* **WORK INSTRUCTION**
Go through the entries and copy every line that has the string "Download" in it.

══════════

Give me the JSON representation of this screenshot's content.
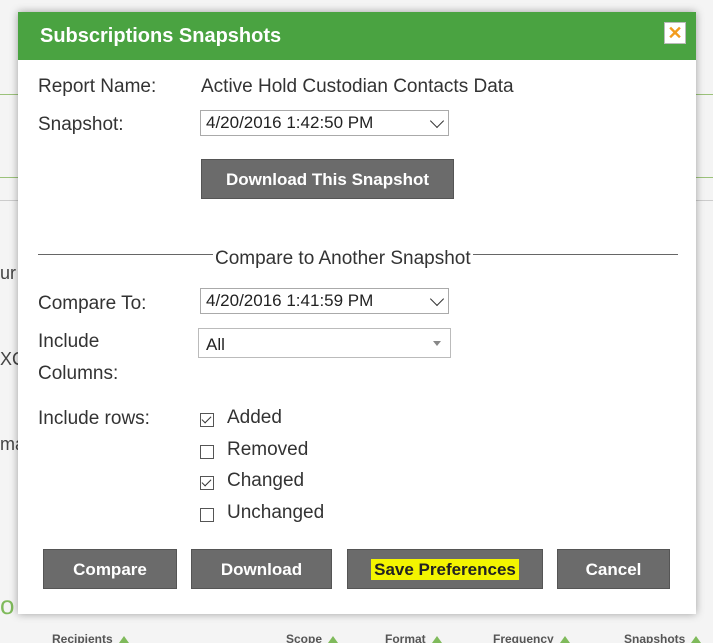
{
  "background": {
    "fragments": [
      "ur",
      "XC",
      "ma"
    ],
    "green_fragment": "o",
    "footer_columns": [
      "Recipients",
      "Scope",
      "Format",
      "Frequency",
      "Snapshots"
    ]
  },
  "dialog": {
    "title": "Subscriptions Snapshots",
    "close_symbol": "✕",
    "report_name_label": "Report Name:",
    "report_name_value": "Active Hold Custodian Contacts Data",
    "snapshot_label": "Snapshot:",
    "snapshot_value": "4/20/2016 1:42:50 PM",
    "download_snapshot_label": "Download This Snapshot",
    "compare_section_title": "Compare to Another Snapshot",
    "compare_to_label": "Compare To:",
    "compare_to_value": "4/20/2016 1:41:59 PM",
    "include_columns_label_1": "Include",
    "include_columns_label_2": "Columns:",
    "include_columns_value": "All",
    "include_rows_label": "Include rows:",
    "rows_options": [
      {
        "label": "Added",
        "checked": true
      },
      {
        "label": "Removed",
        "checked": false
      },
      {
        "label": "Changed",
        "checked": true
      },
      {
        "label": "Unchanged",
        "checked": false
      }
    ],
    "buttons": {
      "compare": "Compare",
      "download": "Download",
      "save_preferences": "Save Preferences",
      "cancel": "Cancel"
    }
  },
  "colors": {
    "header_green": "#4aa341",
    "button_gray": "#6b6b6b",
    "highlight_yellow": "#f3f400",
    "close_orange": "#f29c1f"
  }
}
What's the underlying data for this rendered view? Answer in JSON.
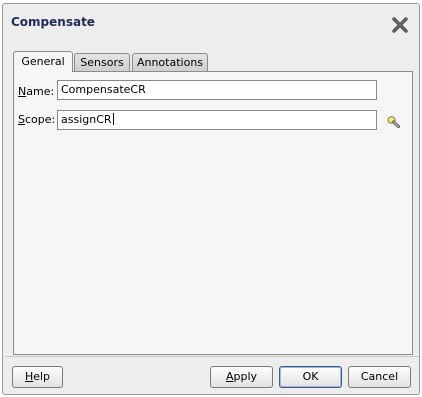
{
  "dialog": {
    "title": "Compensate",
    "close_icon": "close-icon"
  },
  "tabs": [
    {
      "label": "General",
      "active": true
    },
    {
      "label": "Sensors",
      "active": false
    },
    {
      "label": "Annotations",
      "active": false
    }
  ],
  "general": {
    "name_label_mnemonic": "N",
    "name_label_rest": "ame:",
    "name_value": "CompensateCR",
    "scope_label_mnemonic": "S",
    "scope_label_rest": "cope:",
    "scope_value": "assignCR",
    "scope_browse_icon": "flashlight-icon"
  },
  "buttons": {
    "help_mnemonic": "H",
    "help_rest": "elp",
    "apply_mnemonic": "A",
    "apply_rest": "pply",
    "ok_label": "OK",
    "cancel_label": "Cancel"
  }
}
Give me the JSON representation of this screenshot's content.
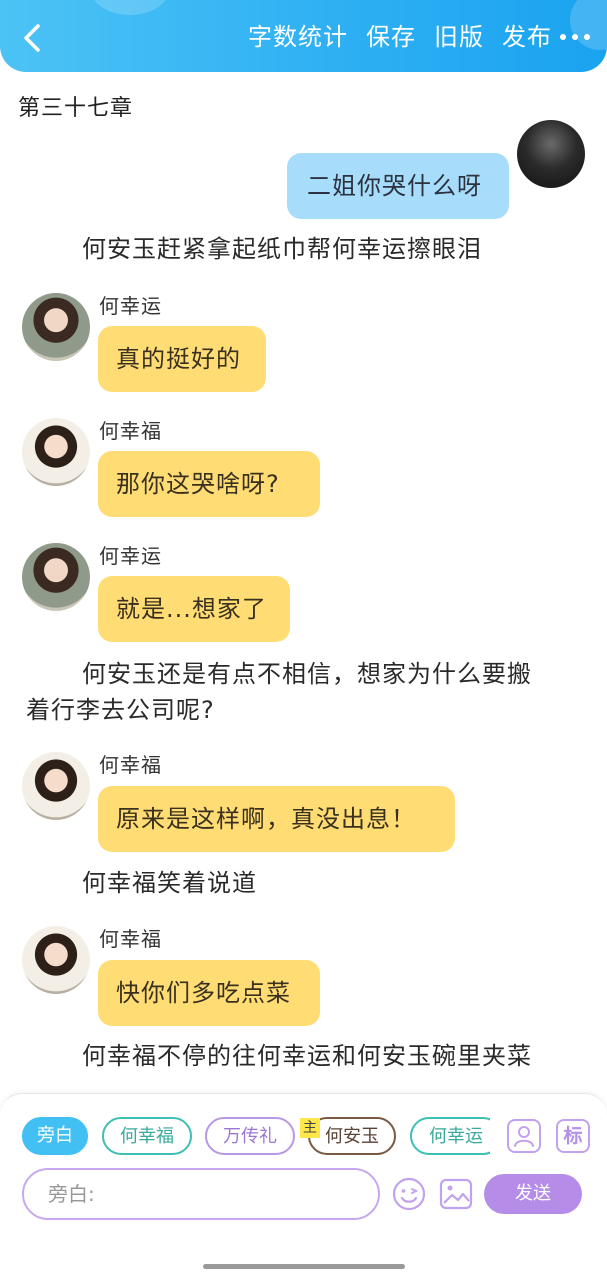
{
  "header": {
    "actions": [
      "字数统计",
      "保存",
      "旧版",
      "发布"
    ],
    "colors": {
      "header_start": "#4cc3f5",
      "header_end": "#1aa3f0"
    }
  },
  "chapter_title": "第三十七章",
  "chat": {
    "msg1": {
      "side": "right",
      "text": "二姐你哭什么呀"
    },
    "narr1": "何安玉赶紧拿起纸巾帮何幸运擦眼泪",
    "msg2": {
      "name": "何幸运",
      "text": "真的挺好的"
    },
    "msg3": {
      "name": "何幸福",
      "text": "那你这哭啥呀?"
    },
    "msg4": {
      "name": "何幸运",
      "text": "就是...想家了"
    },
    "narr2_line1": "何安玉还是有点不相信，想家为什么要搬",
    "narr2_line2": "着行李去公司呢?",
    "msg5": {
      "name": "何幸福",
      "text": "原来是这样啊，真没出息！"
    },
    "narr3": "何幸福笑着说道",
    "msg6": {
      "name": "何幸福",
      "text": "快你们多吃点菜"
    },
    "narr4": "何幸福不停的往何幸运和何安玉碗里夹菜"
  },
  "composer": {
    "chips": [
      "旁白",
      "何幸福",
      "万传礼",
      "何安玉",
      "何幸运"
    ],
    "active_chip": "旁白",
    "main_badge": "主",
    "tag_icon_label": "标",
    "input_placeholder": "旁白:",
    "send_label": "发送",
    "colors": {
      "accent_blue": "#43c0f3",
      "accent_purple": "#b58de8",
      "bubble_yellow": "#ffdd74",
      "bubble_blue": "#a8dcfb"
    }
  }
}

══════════

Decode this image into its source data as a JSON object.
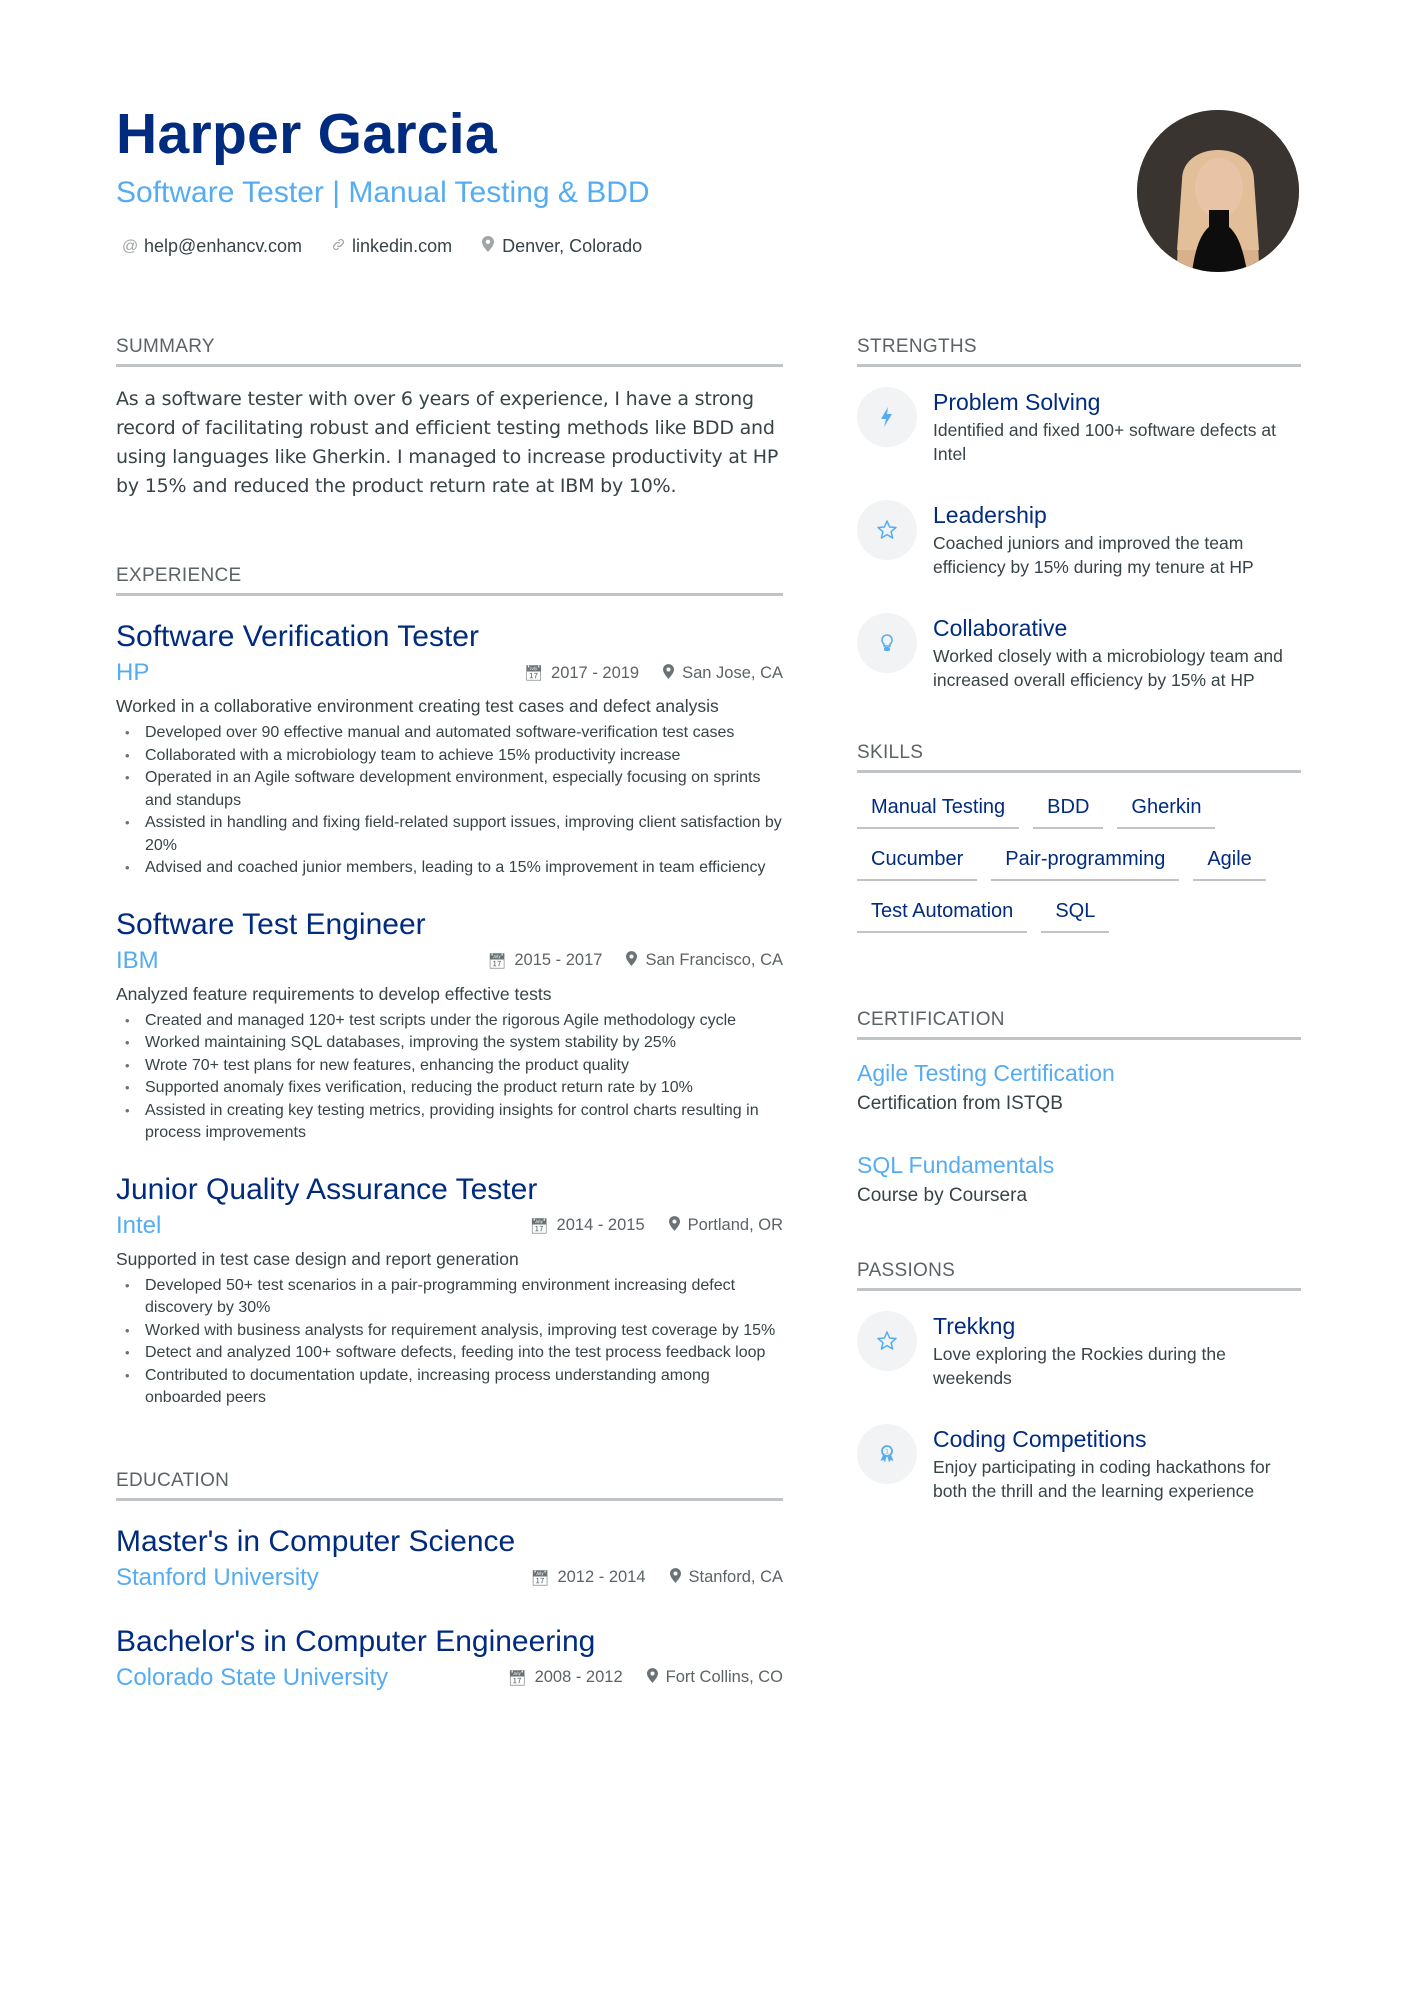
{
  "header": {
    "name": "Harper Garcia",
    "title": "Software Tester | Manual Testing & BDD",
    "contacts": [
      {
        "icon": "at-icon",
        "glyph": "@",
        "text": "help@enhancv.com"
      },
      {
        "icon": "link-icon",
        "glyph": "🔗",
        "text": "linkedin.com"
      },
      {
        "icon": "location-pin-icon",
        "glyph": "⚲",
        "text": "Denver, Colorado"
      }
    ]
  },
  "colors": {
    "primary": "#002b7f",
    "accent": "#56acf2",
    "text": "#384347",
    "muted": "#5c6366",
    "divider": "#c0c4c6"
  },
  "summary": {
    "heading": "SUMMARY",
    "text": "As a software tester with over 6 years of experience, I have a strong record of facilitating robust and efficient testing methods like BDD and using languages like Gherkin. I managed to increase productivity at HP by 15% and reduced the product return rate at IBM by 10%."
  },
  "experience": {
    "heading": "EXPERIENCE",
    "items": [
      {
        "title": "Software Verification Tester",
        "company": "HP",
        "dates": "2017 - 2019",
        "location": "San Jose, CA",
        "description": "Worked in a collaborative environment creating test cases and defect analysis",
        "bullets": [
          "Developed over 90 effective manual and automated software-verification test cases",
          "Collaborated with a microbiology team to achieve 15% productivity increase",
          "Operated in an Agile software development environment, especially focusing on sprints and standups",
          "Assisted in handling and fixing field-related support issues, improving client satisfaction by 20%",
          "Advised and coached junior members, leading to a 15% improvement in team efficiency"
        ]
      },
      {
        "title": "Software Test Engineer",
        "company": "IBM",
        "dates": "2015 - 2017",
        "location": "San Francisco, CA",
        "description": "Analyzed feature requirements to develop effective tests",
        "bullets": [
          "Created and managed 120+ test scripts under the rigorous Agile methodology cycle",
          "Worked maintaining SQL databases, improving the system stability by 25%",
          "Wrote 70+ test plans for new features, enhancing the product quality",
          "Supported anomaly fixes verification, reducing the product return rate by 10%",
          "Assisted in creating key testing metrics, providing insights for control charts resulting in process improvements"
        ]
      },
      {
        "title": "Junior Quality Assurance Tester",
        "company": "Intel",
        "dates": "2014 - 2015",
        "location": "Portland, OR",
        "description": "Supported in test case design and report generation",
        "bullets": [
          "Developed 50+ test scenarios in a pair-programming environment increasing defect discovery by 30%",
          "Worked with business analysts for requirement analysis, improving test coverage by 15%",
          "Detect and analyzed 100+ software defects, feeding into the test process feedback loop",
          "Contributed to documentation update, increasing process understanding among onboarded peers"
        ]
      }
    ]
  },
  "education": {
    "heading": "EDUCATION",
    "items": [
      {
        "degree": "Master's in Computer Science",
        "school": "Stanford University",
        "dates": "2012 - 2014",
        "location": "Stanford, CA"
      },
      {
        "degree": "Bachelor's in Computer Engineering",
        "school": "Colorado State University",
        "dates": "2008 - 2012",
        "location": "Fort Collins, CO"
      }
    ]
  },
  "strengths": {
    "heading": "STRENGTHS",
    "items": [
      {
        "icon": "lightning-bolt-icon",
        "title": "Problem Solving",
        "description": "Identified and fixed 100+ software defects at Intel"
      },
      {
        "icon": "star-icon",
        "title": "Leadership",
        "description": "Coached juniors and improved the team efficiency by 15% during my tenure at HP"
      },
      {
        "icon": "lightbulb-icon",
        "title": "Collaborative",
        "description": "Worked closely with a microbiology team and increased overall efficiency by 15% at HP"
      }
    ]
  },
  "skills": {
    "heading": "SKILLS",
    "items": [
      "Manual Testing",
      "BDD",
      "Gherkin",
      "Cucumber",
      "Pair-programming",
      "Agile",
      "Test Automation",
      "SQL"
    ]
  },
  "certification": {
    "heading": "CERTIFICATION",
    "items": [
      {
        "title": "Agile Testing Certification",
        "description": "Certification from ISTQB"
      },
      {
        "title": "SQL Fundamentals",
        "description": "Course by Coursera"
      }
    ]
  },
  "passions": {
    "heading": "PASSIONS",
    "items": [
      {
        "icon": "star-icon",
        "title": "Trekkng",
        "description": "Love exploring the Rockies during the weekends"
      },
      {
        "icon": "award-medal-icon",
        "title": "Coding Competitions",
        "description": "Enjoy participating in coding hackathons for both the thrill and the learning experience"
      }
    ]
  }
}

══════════

* **ANSWER TO THIS EXERCISE**
    "download_snapshot_label": "Download This Snapshot",
      "download": "Download",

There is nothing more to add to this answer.